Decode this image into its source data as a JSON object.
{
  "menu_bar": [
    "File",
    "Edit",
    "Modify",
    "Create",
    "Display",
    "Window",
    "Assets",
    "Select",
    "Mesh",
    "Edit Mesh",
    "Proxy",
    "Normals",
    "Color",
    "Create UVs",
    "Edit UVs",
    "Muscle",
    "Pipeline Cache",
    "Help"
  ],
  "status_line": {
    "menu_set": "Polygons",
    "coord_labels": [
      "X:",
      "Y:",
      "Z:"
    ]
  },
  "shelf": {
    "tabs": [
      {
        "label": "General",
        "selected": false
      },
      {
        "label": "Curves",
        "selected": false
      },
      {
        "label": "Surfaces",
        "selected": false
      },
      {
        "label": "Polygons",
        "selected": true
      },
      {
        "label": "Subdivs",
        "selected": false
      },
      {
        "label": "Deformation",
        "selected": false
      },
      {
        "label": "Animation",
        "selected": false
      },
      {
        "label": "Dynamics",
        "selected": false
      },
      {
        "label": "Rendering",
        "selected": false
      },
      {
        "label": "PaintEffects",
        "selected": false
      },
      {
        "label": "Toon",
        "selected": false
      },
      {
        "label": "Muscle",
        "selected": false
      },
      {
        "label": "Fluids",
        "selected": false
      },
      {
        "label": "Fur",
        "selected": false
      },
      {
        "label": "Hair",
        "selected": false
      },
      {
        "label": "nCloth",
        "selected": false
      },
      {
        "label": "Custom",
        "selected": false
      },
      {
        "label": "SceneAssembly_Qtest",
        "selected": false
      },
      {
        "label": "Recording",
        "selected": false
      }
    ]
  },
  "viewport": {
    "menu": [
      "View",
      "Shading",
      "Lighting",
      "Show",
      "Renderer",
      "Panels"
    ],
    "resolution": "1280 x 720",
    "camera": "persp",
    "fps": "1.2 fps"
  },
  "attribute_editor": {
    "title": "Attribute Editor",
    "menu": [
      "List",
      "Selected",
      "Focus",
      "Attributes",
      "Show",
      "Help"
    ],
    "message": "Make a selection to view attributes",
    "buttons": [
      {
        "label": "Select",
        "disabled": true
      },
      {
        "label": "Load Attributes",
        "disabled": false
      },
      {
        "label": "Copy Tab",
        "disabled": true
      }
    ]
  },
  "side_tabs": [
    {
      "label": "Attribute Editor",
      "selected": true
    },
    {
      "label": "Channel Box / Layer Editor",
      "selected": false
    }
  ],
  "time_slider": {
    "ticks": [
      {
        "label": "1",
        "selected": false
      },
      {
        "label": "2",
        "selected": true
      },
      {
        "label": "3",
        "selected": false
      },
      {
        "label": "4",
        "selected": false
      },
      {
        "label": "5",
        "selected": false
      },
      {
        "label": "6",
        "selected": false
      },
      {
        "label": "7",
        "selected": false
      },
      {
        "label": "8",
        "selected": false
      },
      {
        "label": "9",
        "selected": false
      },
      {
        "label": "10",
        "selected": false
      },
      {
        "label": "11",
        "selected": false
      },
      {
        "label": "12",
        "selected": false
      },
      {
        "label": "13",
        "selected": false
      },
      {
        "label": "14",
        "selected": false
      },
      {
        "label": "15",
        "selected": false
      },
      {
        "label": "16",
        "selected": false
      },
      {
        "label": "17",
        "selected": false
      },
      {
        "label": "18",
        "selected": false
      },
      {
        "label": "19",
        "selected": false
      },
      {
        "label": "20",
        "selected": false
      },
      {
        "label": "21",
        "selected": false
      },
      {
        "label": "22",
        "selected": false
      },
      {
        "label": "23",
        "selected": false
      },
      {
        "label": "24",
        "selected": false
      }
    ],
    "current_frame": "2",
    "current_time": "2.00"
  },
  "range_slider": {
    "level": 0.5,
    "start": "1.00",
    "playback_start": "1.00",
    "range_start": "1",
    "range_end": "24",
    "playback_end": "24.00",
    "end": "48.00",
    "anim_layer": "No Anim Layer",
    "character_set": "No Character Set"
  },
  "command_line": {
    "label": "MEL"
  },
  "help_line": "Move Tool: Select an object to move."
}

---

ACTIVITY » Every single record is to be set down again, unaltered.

TASK OUTPUT »
Decode this image into its source data as a JSON object.
{
  "menu_bar": [
    "File",
    "Edit",
    "Modify",
    "Create",
    "Display",
    "Window",
    "Assets",
    "Select",
    "Mesh",
    "Edit Mesh",
    "Proxy",
    "Normals",
    "Color",
    "Create UVs",
    "Edit UVs",
    "Muscle",
    "Pipeline Cache",
    "Help"
  ],
  "status_line": {
    "menu_set": "Polygons",
    "coord_labels": [
      "X:",
      "Y:",
      "Z:"
    ]
  },
  "shelf": {
    "tabs": [
      {
        "label": "General",
        "selected": false
      },
      {
        "label": "Curves",
        "selected": false
      },
      {
        "label": "Surfaces",
        "selected": false
      },
      {
        "label": "Polygons",
        "selected": true
      },
      {
        "label": "Subdivs",
        "selected": false
      },
      {
        "label": "Deformation",
        "selected": false
      },
      {
        "label": "Animation",
        "selected": false
      },
      {
        "label": "Dynamics",
        "selected": false
      },
      {
        "label": "Rendering",
        "selected": false
      },
      {
        "label": "PaintEffects",
        "selected": false
      },
      {
        "label": "Toon",
        "selected": false
      },
      {
        "label": "Muscle",
        "selected": false
      },
      {
        "label": "Fluids",
        "selected": false
      },
      {
        "label": "Fur",
        "selected": false
      },
      {
        "label": "Hair",
        "selected": false
      },
      {
        "label": "nCloth",
        "selected": false
      },
      {
        "label": "Custom",
        "selected": false
      },
      {
        "label": "SceneAssembly_Qtest",
        "selected": false
      },
      {
        "label": "Recording",
        "selected": false
      }
    ]
  },
  "viewport": {
    "menu": [
      "View",
      "Shading",
      "Lighting",
      "Show",
      "Renderer",
      "Panels"
    ],
    "resolution": "1280 x 720",
    "camera": "persp",
    "fps": "1.2 fps"
  },
  "attribute_editor": {
    "title": "Attribute Editor",
    "menu": [
      "List",
      "Selected",
      "Focus",
      "Attributes",
      "Show",
      "Help"
    ],
    "message": "Make a selection to view attributes",
    "buttons": [
      {
        "label": "Select",
        "disabled": true
      },
      {
        "label": "Load Attributes",
        "disabled": false
      },
      {
        "label": "Copy Tab",
        "disabled": true
      }
    ]
  },
  "side_tabs": [
    {
      "label": "Attribute Editor",
      "selected": true
    },
    {
      "label": "Channel Box / Layer Editor",
      "selected": false
    }
  ],
  "time_slider": {
    "ticks": [
      {
        "label": "1",
        "selected": false
      },
      {
        "label": "2",
        "selected": true
      },
      {
        "label": "3",
        "selected": false
      },
      {
        "label": "4",
        "selected": false
      },
      {
        "label": "5",
        "selected": false
      },
      {
        "label": "6",
        "selected": false
      },
      {
        "label": "7",
        "selected": false
      },
      {
        "label": "8",
        "selected": false
      },
      {
        "label": "9",
        "selected": false
      },
      {
        "label": "10",
        "selected": false
      },
      {
        "label": "11",
        "selected": false
      },
      {
        "label": "12",
        "selected": false
      },
      {
        "label": "13",
        "selected": false
      },
      {
        "label": "14",
        "selected": false
      },
      {
        "label": "15",
        "selected": false
      },
      {
        "label": "16",
        "selected": false
      },
      {
        "label": "17",
        "selected": false
      },
      {
        "label": "18",
        "selected": false
      },
      {
        "label": "19",
        "selected": false
      },
      {
        "label": "20",
        "selected": false
      },
      {
        "label": "21",
        "selected": false
      },
      {
        "label": "22",
        "selected": false
      },
      {
        "label": "23",
        "selected": false
      },
      {
        "label": "24",
        "selected": false
      }
    ],
    "current_frame": "2",
    "current_time": "2.00"
  },
  "range_slider": {
    "level": 0.5,
    "start": "1.00",
    "playback_start": "1.00",
    "range_start": "1",
    "range_end": "24",
    "playback_end": "24.00",
    "end": "48.00",
    "anim_layer": "No Anim Layer",
    "character_set": "No Character Set"
  },
  "command_line": {
    "label": "MEL"
  },
  "help_line": "Move Tool: Select an object to move."
}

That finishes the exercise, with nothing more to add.